Preparation of Amine
Amines are widely distributed in nature, most of which is produced by decarboxylation of amino acids.
Most of the industrial methods for preparing amines are obtained by the reaction of ammonia with alcohol or haloalkanes. The product is a mixture of amines at various levels, and the pure product is obtained after fractional distillation.
The corresponding amines can also be obtained by catalytic reduction of aldehydes and ketones in the presence of ammonia. In industry, amine compounds are often prepared by catalytic reduction of nitro compounds, nitriles, amides or nitrogen-containing heterocyclic compounds.
Application of Amines
Amine has a wide range of uses. The earliest development of the dye industry was based on aniline. Some amines are necessary for life support
Yes, but some are very harmful to life. Many amine compounds have carcinogenic effects, especially aromatic amines, such as naphthylamine and benzidine.
Structure of Amine

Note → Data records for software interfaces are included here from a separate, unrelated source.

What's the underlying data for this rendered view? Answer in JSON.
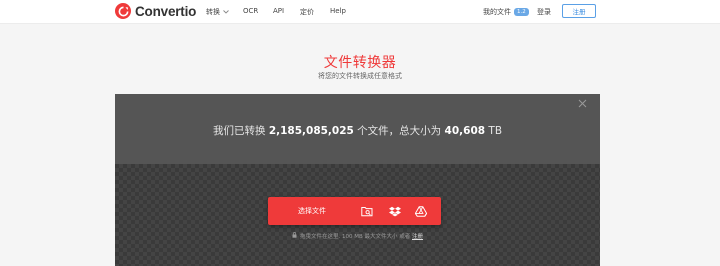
{
  "header": {
    "logo_text": "Convertio",
    "nav": [
      {
        "label": "转换",
        "has_dropdown": true
      },
      {
        "label": "OCR"
      },
      {
        "label": "API"
      },
      {
        "label": "定价"
      },
      {
        "label": "Help"
      }
    ],
    "my_files_label": "我的文件",
    "my_files_count": "1.2",
    "login_label": "登录",
    "signup_label": "注册"
  },
  "hero": {
    "title": "文件转换器",
    "subtitle": "将您的文件转换成任意格式"
  },
  "panel": {
    "stats_prefix": "我们已转换 ",
    "files_count": "2,185,085,025",
    "stats_mid": " 个文件，总大小为 ",
    "total_size": "40,608",
    "stats_unit": " TB",
    "choose_label": "选择文件",
    "sources": [
      "folder-search-icon",
      "dropbox-icon",
      "google-drive-icon"
    ],
    "hint_text": "拖曳文件在这里. 100 MB 最大文件大小 或者 ",
    "hint_link": "注册"
  },
  "colors": {
    "brand_red": "#ef3a3a",
    "panel_dark": "#3d3d3d",
    "accent_blue": "#3b8de0"
  }
}
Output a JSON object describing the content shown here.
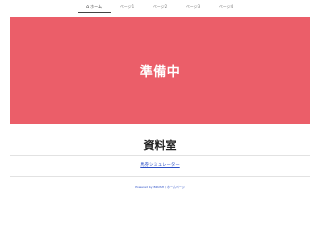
{
  "nav": {
    "items": [
      {
        "icon": "home-icon",
        "label": "ホーム",
        "active": true
      },
      {
        "label": "ページ1"
      },
      {
        "label": "ページ2"
      },
      {
        "label": "ページ3"
      },
      {
        "label": "ページ4"
      }
    ]
  },
  "hero": {
    "title": "準備中",
    "background_color": "#eb5e69"
  },
  "main": {
    "heading": "資料室",
    "link_label": "馬券シミュレーター"
  },
  "footer": {
    "text": "Powered by BRUSH / ホームページ"
  }
}
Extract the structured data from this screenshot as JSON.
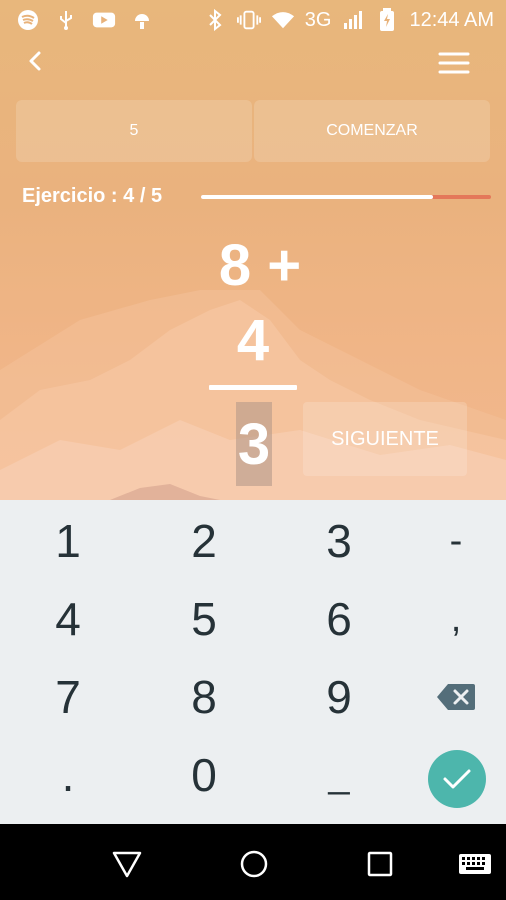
{
  "status_bar": {
    "left_icons": [
      "spotify-icon",
      "usb-icon",
      "youtube-icon",
      "android-debug-icon"
    ],
    "right_icons": [
      "bluetooth-icon",
      "vibrate-icon",
      "wifi-icon",
      "signal-icon",
      "battery-icon"
    ],
    "network": "3G",
    "time": "12:44 AM"
  },
  "toolbar": {
    "back_icon": "chevron-left-icon",
    "menu_icon": "hamburger-menu-icon"
  },
  "mode_selector": {
    "left_label": "5",
    "right_label": "COMENZAR"
  },
  "exercise": {
    "label": "Ejercicio : 4 / 5",
    "progress": 0.8,
    "operand1": "8 +",
    "operand2": "4",
    "answer": "3",
    "next_label": "SIGUIENTE"
  },
  "keypad": {
    "rows": [
      [
        "1",
        "2",
        "3",
        "-"
      ],
      [
        "4",
        "5",
        "6",
        ","
      ],
      [
        "7",
        "8",
        "9",
        "⌫"
      ],
      [
        ".",
        "0",
        "_",
        "✓"
      ]
    ]
  },
  "nav_bar": {
    "items": [
      "back-triangle-icon",
      "home-circle-icon",
      "recents-square-icon",
      "keyboard-icon"
    ]
  },
  "colors": {
    "background": "#e8b27a",
    "progress_remaining": "#e4785a",
    "keypad_bg": "#eceff1",
    "key_text": "#263238",
    "done_button": "#4db6ac"
  }
}
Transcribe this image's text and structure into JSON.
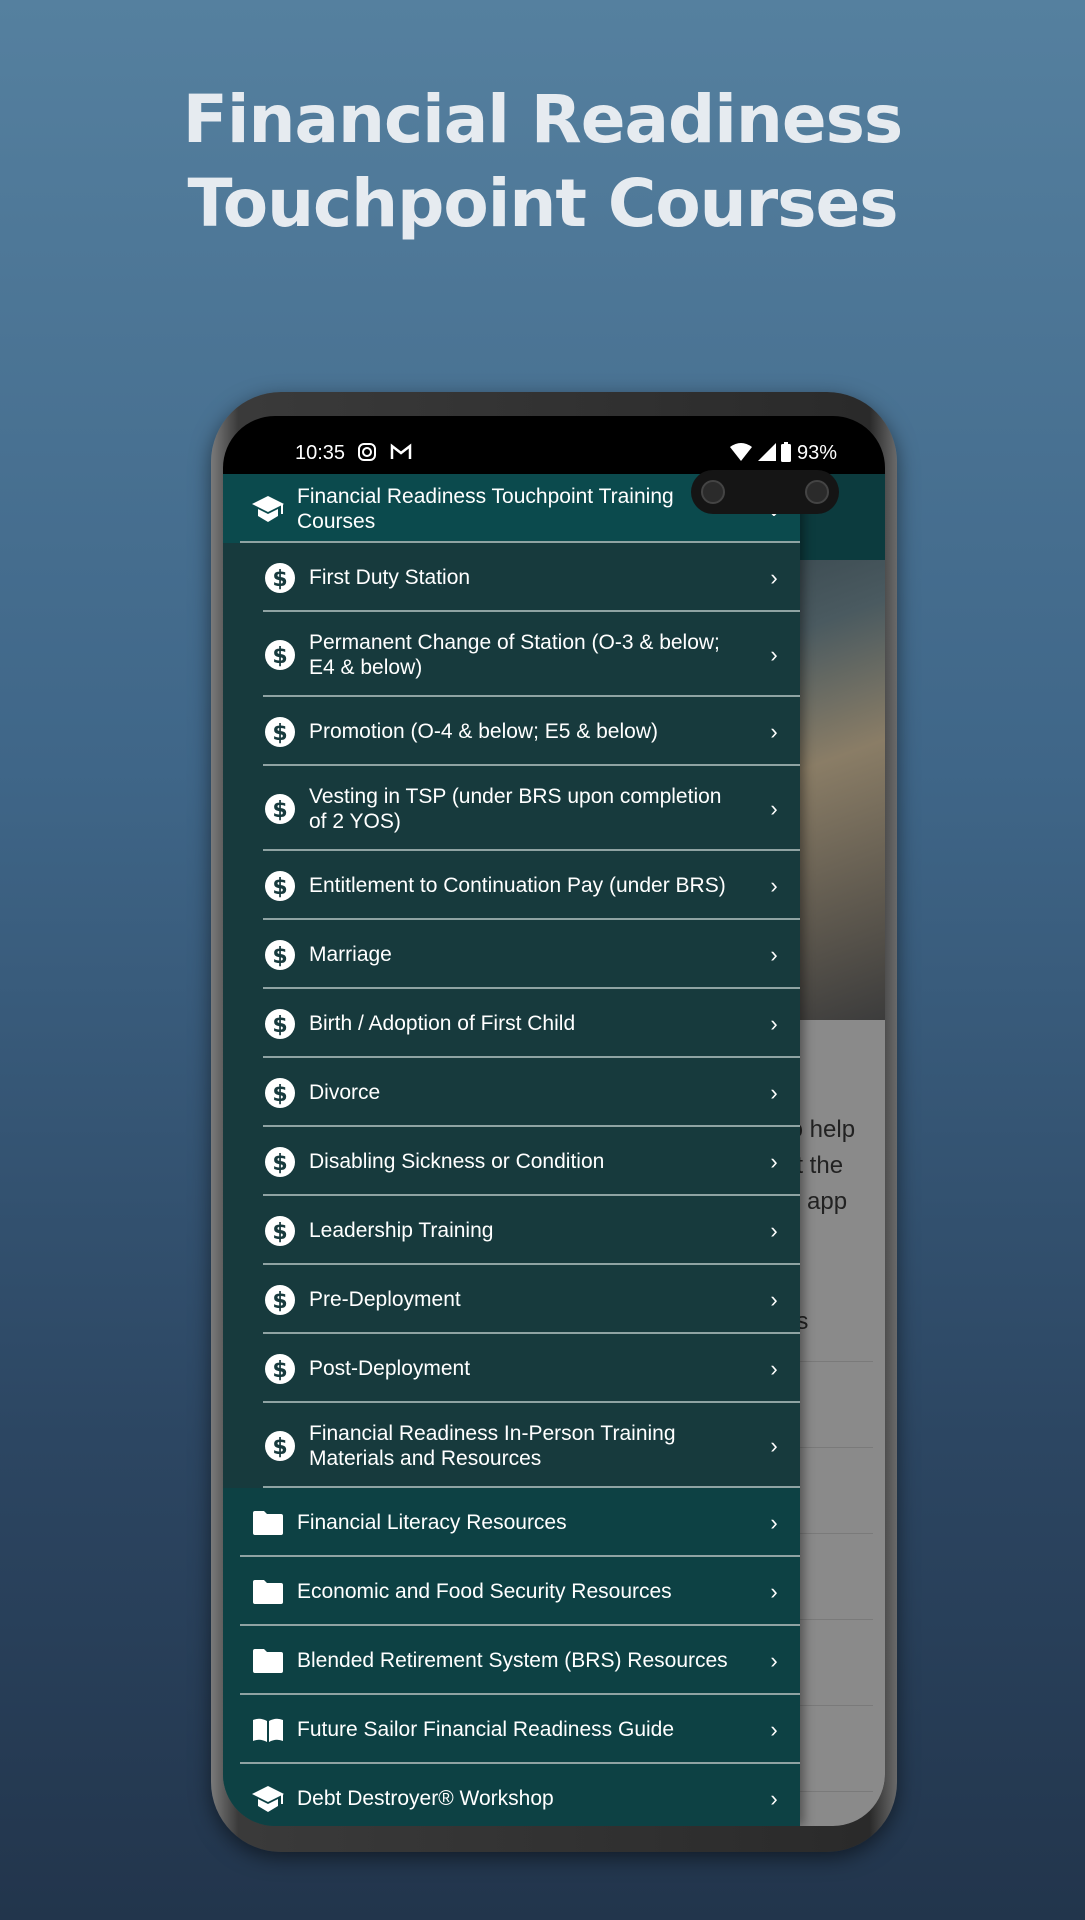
{
  "promo": {
    "title_line1": "Financial Readiness",
    "title_line2": "Touchpoint Courses"
  },
  "status_bar": {
    "time": "10:35",
    "battery": "93%",
    "icons": [
      "instagram-icon",
      "gmail-icon",
      "wifi-icon",
      "signal-icon",
      "battery-icon"
    ]
  },
  "background_content": {
    "lines": [
      "to help",
      "et the",
      "is app",
      "es"
    ]
  },
  "drawer": {
    "header": {
      "label": "Financial Readiness Touchpoint Training Courses",
      "icon": "graduation-cap-icon",
      "expanded": true
    },
    "sub_items": [
      {
        "label": "First Duty Station"
      },
      {
        "label": "Permanent Change of Station (O-3 & below; E4 & below)"
      },
      {
        "label": "Promotion (O-4 & below; E5 & below)"
      },
      {
        "label": "Vesting in TSP (under BRS upon completion of 2 YOS)"
      },
      {
        "label": "Entitlement to Continuation Pay (under BRS)"
      },
      {
        "label": "Marriage"
      },
      {
        "label": "Birth / Adoption of First Child"
      },
      {
        "label": "Divorce"
      },
      {
        "label": "Disabling Sickness or Condition"
      },
      {
        "label": "Leadership Training"
      },
      {
        "label": "Pre-Deployment"
      },
      {
        "label": "Post-Deployment"
      },
      {
        "label": "Financial Readiness In-Person Training Materials and Resources"
      }
    ],
    "top_items": [
      {
        "label": "Financial Literacy Resources",
        "icon": "folder-icon"
      },
      {
        "label": "Economic and Food Security Resources",
        "icon": "folder-icon"
      },
      {
        "label": "Blended Retirement System (BRS) Resources",
        "icon": "folder-icon"
      },
      {
        "label": "Future Sailor Financial Readiness Guide",
        "icon": "book-icon"
      },
      {
        "label": "Debt Destroyer® Workshop",
        "icon": "graduation-cap-icon"
      }
    ]
  },
  "colors": {
    "drawer_header": "#0b4a4d",
    "drawer_sub": "#173a3d",
    "drawer_top": "#0d4144"
  }
}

The structure of the nitrogen atom in the amine, much like the nitrogen atom in the ammonia molecule, is connected to hydrogen or a hydrocarbon group by three sp hybrid orbitals, forming a pyramid, leaving an sp3 hybrid orbital occupied by a lone electron pair. If an amine has three different groups, there should be a pair of enantiomers (see Enantiomers):
However, due to the low activation energy required for the lone electron pair in the inverted amine molecule, its enantiomers could not be separated.
The experiment proves that the amine and ammonia molecules have a pyramidal structure, the nitrogen atom is sp3 hybrid, and the bond angle is about 109 degrees.
Originally published at https://www.chemistrypage.in on February 7, 2020.